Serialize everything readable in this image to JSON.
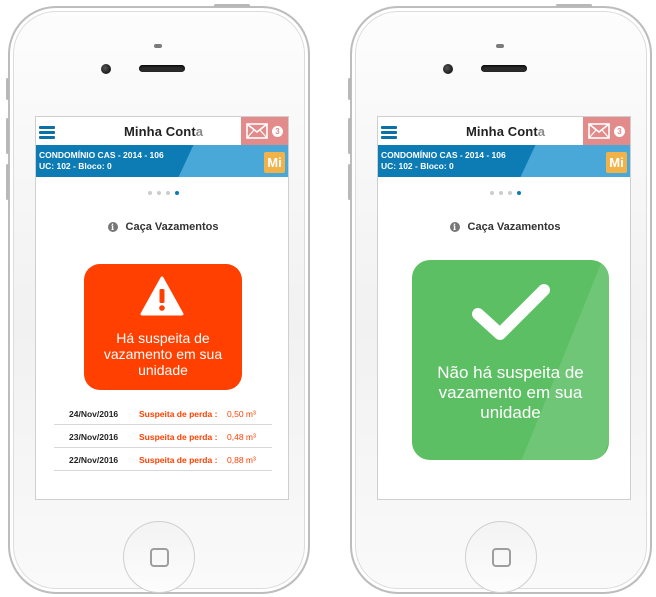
{
  "screens": [
    {
      "header": {
        "menu_icon": "hamburger-menu-icon",
        "title_main": "Minha Cont",
        "title_last": "a",
        "mail_icon": "envelope-icon",
        "mail_count": "3"
      },
      "account": {
        "line1": "CONDOMÍNIO CAS - 2014 - 106",
        "line2": "UC: 102 - Bloco: 0",
        "badge": "Mi"
      },
      "pager": {
        "total": 4,
        "active": 4
      },
      "section": {
        "info_icon": "info-icon",
        "title": "Caça Vazamentos"
      },
      "status": {
        "icon": "warning-triangle-icon",
        "color": "#ff4000",
        "text": "Há suspeita de vazamento em sua unidade"
      },
      "rows": [
        {
          "date": "24/Nov/2016",
          "label": "Suspeita de perda :",
          "value": "0,50 m³"
        },
        {
          "date": "23/Nov/2016",
          "label": "Suspeita de perda :",
          "value": "0,48 m³"
        },
        {
          "date": "22/Nov/2016",
          "label": "Suspeita de perda :",
          "value": "0,88 m³"
        }
      ]
    },
    {
      "header": {
        "menu_icon": "hamburger-menu-icon",
        "title_main": "Minha Cont",
        "title_last": "a",
        "mail_icon": "envelope-icon",
        "mail_count": "3"
      },
      "account": {
        "line1": "CONDOMÍNIO CAS - 2014 - 106",
        "line2": "UC: 102 - Bloco: 0",
        "badge": "Mi"
      },
      "pager": {
        "total": 4,
        "active": 4
      },
      "section": {
        "info_icon": "info-icon",
        "title": "Caça Vazamentos"
      },
      "status": {
        "icon": "checkmark-icon",
        "color": "#5cbf63",
        "text": "Não há suspeita de vazamento em sua unidade"
      }
    }
  ],
  "colors": {
    "brand_blue": "#0d7cb5",
    "mail_red": "#e38a8a",
    "badge_orange": "#f2b24a"
  }
}
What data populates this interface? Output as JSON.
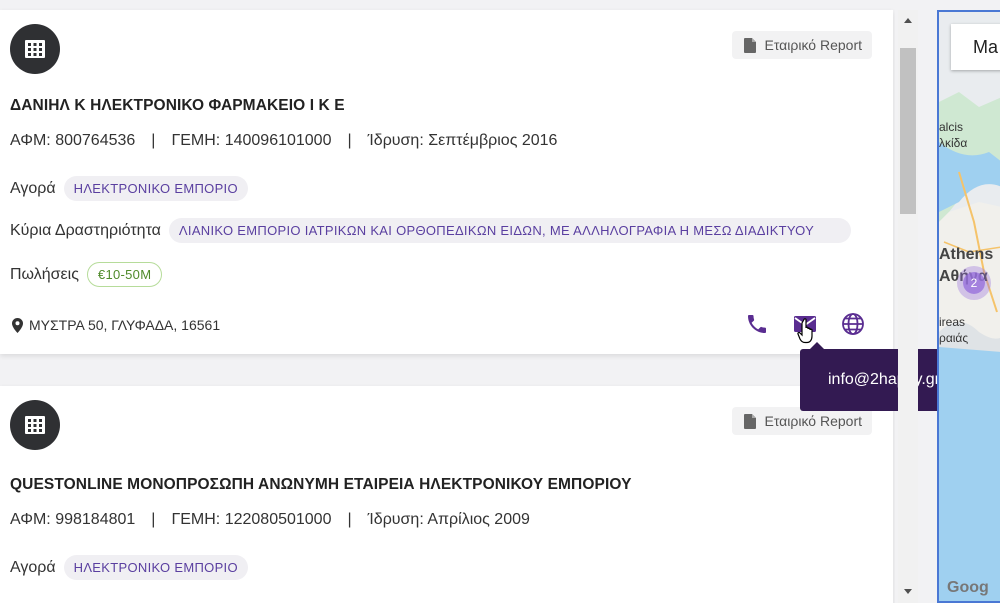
{
  "cards": [
    {
      "report_label": "Εταιρικό Report",
      "title": "ΔΑΝΙΗΛ Κ ΗΛΕΚΤΡΟΝΙΚΟ ΦΑΡΜΑΚΕΙΟ Ι Κ Ε",
      "afm": "ΑΦΜ: 800764536",
      "gemh": "ΓΕΜΗ: 140096101000",
      "founded": "Ίδρυση: Σεπτέμβριος 2016",
      "market_label": "Αγορά",
      "market_value": "ΗΛΕΚΤΡΟΝΙΚΟ ΕΜΠΟΡΙΟ",
      "activity_label": "Κύρια Δραστηριότητα",
      "activity_value": "ΛΙΑΝΙΚΟ ΕΜΠΟΡΙΟ ΙΑΤΡΙΚΩΝ ΚΑΙ ΟΡΘΟΠΕΔΙΚΩΝ ΕΙΔΩΝ, ΜΕ ΑΛΛΗΛΟΓΡΑΦΙΑ Η ΜΕΣΩ ΔΙΑΔΙΚΤΥΟΥ",
      "sales_label": "Πωλήσεις",
      "sales_value": "€10-50M",
      "address": "ΜΥΣΤΡΑ 50, ΓΛΥΦΑΔΑ, 16561"
    },
    {
      "report_label": "Εταιρικό Report",
      "title": "QUESTONLINE ΜΟΝΟΠΡΟΣΩΠΗ ΑΝΩΝΥΜΗ ΕΤΑΙΡΕΙΑ ΗΛΕΚΤΡΟΝΙΚΟΥ ΕΜΠΟΡΙΟΥ",
      "afm": "ΑΦΜ: 998184801",
      "gemh": "ΓΕΜΗ: 122080501000",
      "founded": "Ίδρυση: Απρίλιος 2009",
      "market_label": "Αγορά",
      "market_value": "ΗΛΕΚΤΡΟΝΙΚΟ ΕΜΠΟΡΙΟ"
    }
  ],
  "separator": "|",
  "tooltip": "info@2happy.gr",
  "map": {
    "button_label": "Ma",
    "labels": [
      "alcis",
      "λκίδα",
      "Athens",
      "Αθήνα",
      "ireas",
      "ραιάς"
    ],
    "cluster_count": "2",
    "attribution": "Goog"
  },
  "colors": {
    "accent": "#5a2d91",
    "tooltip_bg": "#331a52",
    "chip_text": "#5a3fa0",
    "sales_border": "#b6dc9a"
  }
}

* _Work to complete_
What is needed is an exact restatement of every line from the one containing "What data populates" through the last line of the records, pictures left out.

* _Answer to the problem_
What data populates this interface? Output as JSON.
{
  "cards": [
    {
      "report_label": "Εταιρικό Report",
      "title": "ΔΑΝΙΗΛ Κ ΗΛΕΚΤΡΟΝΙΚΟ ΦΑΡΜΑΚΕΙΟ Ι Κ Ε",
      "afm": "ΑΦΜ: 800764536",
      "gemh": "ΓΕΜΗ: 140096101000",
      "founded": "Ίδρυση: Σεπτέμβριος 2016",
      "market_label": "Αγορά",
      "market_value": "ΗΛΕΚΤΡΟΝΙΚΟ ΕΜΠΟΡΙΟ",
      "activity_label": "Κύρια Δραστηριότητα",
      "activity_value": "ΛΙΑΝΙΚΟ ΕΜΠΟΡΙΟ ΙΑΤΡΙΚΩΝ ΚΑΙ ΟΡΘΟΠΕΔΙΚΩΝ ΕΙΔΩΝ, ΜΕ ΑΛΛΗΛΟΓΡΑΦΙΑ Η ΜΕΣΩ ΔΙΑΔΙΚΤΥΟΥ",
      "sales_label": "Πωλήσεις",
      "sales_value": "€10-50M",
      "address": "ΜΥΣΤΡΑ 50, ΓΛΥΦΑΔΑ, 16561"
    },
    {
      "report_label": "Εταιρικό Report",
      "title": "QUESTONLINE ΜΟΝΟΠΡΟΣΩΠΗ ΑΝΩΝΥΜΗ ΕΤΑΙΡΕΙΑ ΗΛΕΚΤΡΟΝΙΚΟΥ ΕΜΠΟΡΙΟΥ",
      "afm": "ΑΦΜ: 998184801",
      "gemh": "ΓΕΜΗ: 122080501000",
      "founded": "Ίδρυση: Απρίλιος 2009",
      "market_label": "Αγορά",
      "market_value": "ΗΛΕΚΤΡΟΝΙΚΟ ΕΜΠΟΡΙΟ"
    }
  ],
  "separator": "|",
  "tooltip": "info@2happy.gr",
  "map": {
    "button_label": "Ma",
    "labels": [
      "alcis",
      "λκίδα",
      "Athens",
      "Αθήνα",
      "ireas",
      "ραιάς"
    ],
    "cluster_count": "2",
    "attribution": "Goog"
  },
  "colors": {
    "accent": "#5a2d91",
    "tooltip_bg": "#331a52",
    "chip_text": "#5a3fa0",
    "sales_border": "#b6dc9a"
  }
}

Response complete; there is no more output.